Israel has long opposed a revival of the 2015 accord, which has been moribund since the Trump withdrawal and the rapid enrichment of uranium by Iran that followed.
Biden has recognized that the original deal fails to address Iran’s ballistic missile program along with its malign activities abroad. However, he maintains that the JCPOA at least keeps Tehran’s nuclear program “in a box” and that other issues are only compounded when the program remains unrestrained.
Lapid has said that Israel is not opposed to any deal, but that the specific one being negotiated would still allow Iran to advance toward a nuclear bomb in the future. Israel also insists Iran would use revenue from sanctions relief to bolster allied groups capable of attacking Israelis, notably Lebanese Shiite terror group Hezbollah, and Hamas and Islamic Jihad, two key Palestinian terror organizations.
The senior Israeli official briefing reporters Monday after Lapid’s meeting with German Chancellor Olaf Scholz said Jerusalem had played up European jitters over the fact that Russia, which is a party to the JCPOA, will use Tehran as a way to bypass Western sanctions imposed since the invasion of Ukraine.

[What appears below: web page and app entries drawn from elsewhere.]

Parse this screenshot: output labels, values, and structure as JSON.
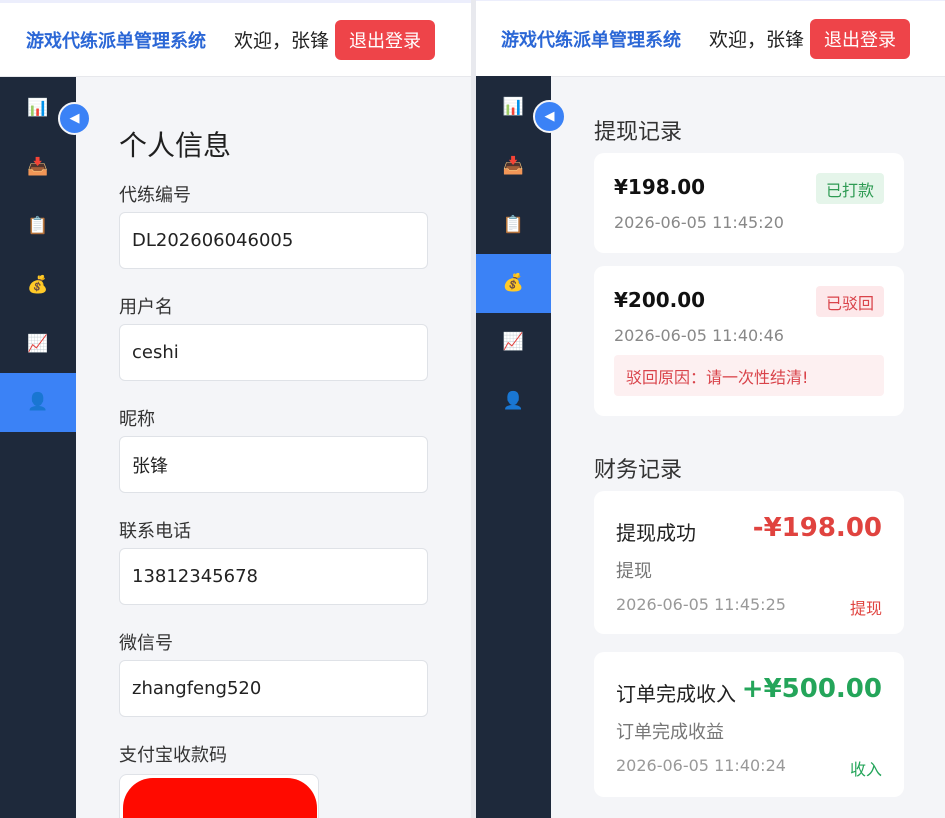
{
  "header": {
    "brand": "游戏代练派单管理系统",
    "welcome": "欢迎，张锋",
    "logout_label": "退出登录"
  },
  "sidebar": {
    "collapse_glyph": "◀",
    "items": [
      {
        "icon": "chart-icon",
        "glyph": "📊"
      },
      {
        "icon": "inbox-tray-icon",
        "glyph": "📥"
      },
      {
        "icon": "clipboard-icon",
        "glyph": "📋"
      },
      {
        "icon": "money-bag-icon",
        "glyph": "💰"
      },
      {
        "icon": "trend-chart-icon",
        "glyph": "📈"
      },
      {
        "icon": "user-icon",
        "glyph": "👤"
      }
    ]
  },
  "profile": {
    "title": "个人信息",
    "fields": [
      {
        "label": "代练编号",
        "value": "DL202606046005"
      },
      {
        "label": "用户名",
        "value": "ceshi"
      },
      {
        "label": "昵称",
        "value": "张锋"
      },
      {
        "label": "联系电话",
        "value": "13812345678"
      },
      {
        "label": "微信号",
        "value": "zhangfeng520"
      },
      {
        "label": "支付宝收款码",
        "value": ""
      }
    ],
    "qr_color": "#ff0a00"
  },
  "withdrawals": {
    "title": "提现记录",
    "records": [
      {
        "amount": "¥198.00",
        "time": "2026-06-05 11:45:20",
        "status": "已打款"
      },
      {
        "amount": "¥200.00",
        "time": "2026-06-05 11:40:46",
        "status": "已驳回",
        "reason": "驳回原因：请一次性结清!"
      }
    ]
  },
  "finance": {
    "title": "财务记录",
    "records": [
      {
        "title": "提现成功",
        "amount": "-¥198.00",
        "desc": "提现",
        "time": "2026-06-05 11:45:25",
        "type": "提现"
      },
      {
        "title": "订单完成收入",
        "amount": "+¥500.00",
        "desc": "订单完成收益",
        "time": "2026-06-05 11:40:24",
        "type": "收入"
      }
    ]
  },
  "colors": {
    "accent": "#3b82f6",
    "brand": "#2b67d6",
    "danger": "#ee4449",
    "success": "#24a55a",
    "sidebar_bg": "#1e293b"
  }
}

“We, of course, encouraged this,” the official said.
Lazar Berman contributed to this report